* **INSTRUCTIONS FOR THE TASK**
Each record has to be returned exactly as it appears.

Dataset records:
- - - - -

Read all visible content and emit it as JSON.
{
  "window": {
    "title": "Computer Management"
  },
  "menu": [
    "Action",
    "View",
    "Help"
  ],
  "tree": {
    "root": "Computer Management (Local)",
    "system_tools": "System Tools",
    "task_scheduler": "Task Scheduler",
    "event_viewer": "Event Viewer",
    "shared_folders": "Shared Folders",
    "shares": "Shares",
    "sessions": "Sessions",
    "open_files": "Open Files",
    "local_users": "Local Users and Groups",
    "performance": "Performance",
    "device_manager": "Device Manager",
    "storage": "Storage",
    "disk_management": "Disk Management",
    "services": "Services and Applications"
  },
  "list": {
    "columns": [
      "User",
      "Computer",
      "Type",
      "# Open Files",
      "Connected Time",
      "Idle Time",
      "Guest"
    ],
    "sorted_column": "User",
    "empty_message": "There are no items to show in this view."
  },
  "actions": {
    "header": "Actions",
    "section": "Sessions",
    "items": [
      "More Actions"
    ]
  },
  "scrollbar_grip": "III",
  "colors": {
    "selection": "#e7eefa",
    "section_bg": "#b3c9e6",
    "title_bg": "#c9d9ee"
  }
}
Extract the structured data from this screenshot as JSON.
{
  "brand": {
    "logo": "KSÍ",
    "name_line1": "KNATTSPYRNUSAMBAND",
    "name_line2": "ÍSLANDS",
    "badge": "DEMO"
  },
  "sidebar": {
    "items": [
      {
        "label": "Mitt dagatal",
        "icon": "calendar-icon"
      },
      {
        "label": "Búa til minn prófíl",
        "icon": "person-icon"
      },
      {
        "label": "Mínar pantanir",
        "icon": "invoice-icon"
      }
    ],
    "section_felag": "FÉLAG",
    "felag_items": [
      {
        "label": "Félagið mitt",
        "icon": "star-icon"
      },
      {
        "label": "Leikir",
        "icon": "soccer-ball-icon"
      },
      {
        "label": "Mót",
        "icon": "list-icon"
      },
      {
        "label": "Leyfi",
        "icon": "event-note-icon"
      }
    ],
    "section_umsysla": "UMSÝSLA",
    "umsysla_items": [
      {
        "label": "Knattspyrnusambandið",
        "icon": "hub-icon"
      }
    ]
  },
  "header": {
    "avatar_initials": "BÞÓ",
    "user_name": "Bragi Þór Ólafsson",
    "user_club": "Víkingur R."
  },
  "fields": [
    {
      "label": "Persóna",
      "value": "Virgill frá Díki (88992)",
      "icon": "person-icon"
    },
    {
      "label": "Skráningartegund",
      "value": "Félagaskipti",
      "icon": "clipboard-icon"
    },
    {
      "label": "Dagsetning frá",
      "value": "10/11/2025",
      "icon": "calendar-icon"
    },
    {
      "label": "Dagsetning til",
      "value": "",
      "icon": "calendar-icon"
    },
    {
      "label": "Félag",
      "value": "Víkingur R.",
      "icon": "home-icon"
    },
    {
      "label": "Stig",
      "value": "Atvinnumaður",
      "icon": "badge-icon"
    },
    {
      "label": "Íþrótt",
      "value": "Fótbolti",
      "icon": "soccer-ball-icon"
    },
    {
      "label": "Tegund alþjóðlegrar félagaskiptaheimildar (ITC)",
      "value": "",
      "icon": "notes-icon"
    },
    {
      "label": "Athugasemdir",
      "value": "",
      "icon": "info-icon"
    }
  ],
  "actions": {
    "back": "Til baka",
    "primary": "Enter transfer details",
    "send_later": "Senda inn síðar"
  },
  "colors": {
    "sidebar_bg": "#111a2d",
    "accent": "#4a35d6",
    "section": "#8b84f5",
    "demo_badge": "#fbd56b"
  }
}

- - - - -

* **ANSWER SECTION**
Read all visible content and emit it as JSON.
{
  "window": {
    "title": "Computer Management"
  },
  "menu": [
    "Action",
    "View",
    "Help"
  ],
  "tree": {
    "root": "Computer Management (Local)",
    "system_tools": "System Tools",
    "task_scheduler": "Task Scheduler",
    "event_viewer": "Event Viewer",
    "shared_folders": "Shared Folders",
    "shares": "Shares",
    "sessions": "Sessions",
    "open_files": "Open Files",
    "local_users": "Local Users and Groups",
    "performance": "Performance",
    "device_manager": "Device Manager",
    "storage": "Storage",
    "disk_management": "Disk Management",
    "services": "Services and Applications"
  },
  "list": {
    "columns": [
      "User",
      "Computer",
      "Type",
      "# Open Files",
      "Connected Time",
      "Idle Time",
      "Guest"
    ],
    "sorted_column": "User",
    "empty_message": "There are no items to show in this view."
  },
  "actions": {
    "header": "Actions",
    "section": "Sessions",
    "items": [
      "More Actions"
    ]
  },
  "scrollbar_grip": "III",
  "colors": {
    "selection": "#e7eefa",
    "section_bg": "#b3c9e6",
    "title_bg": "#c9d9ee"
  }
}
Extract the structured data from this screenshot as JSON.
{
  "brand": {
    "logo": "KSÍ",
    "name_line1": "KNATTSPYRNUSAMBAND",
    "name_line2": "ÍSLANDS",
    "badge": "DEMO"
  },
  "sidebar": {
    "items": [
      {
        "label": "Mitt dagatal",
        "icon": "calendar-icon"
      },
      {
        "label": "Búa til minn prófíl",
        "icon": "person-icon"
      },
      {
        "label": "Mínar pantanir",
        "icon": "invoice-icon"
      }
    ],
    "section_felag": "FÉLAG",
    "felag_items": [
      {
        "label": "Félagið mitt",
        "icon": "star-icon"
      },
      {
        "label": "Leikir",
        "icon": "soccer-ball-icon"
      },
      {
        "label": "Mót",
        "icon": "list-icon"
      },
      {
        "label": "Leyfi",
        "icon": "event-note-icon"
      }
    ],
    "section_umsysla": "UMSÝSLA",
    "umsysla_items": [
      {
        "label": "Knattspyrnusambandið",
        "icon": "hub-icon"
      }
    ]
  },
  "header": {
    "avatar_initials": "BÞÓ",
    "user_name": "Bragi Þór Ólafsson",
    "user_club": "Víkingur R."
  },
  "fields": [
    {
      "label": "Persóna",
      "value": "Virgill frá Díki (88992)",
      "icon": "person-icon"
    },
    {
      "label": "Skráningartegund",
      "value": "Félagaskipti",
      "icon": "clipboard-icon"
    },
    {
      "label": "Dagsetning frá",
      "value": "10/11/2025",
      "icon": "calendar-icon"
    },
    {
      "label": "Dagsetning til",
      "value": "",
      "icon": "calendar-icon"
    },
    {
      "label": "Félag",
      "value": "Víkingur R.",
      "icon": "home-icon"
    },
    {
      "label": "Stig",
      "value": "Atvinnumaður",
      "icon": "badge-icon"
    },
    {
      "label": "Íþrótt",
      "value": "Fótbolti",
      "icon": "soccer-ball-icon"
    },
    {
      "label": "Tegund alþjóðlegrar félagaskiptaheimildar (ITC)",
      "value": "",
      "icon": "notes-icon"
    },
    {
      "label": "Athugasemdir",
      "value": "",
      "icon": "info-icon"
    }
  ],
  "actions": {
    "back": "Til baka",
    "primary": "Enter transfer details",
    "send_later": "Senda inn síðar"
  },
  "colors": {
    "sidebar_bg": "#111a2d",
    "accent": "#4a35d6",
    "section": "#8b84f5",
    "demo_badge": "#fbd56b"
  }
}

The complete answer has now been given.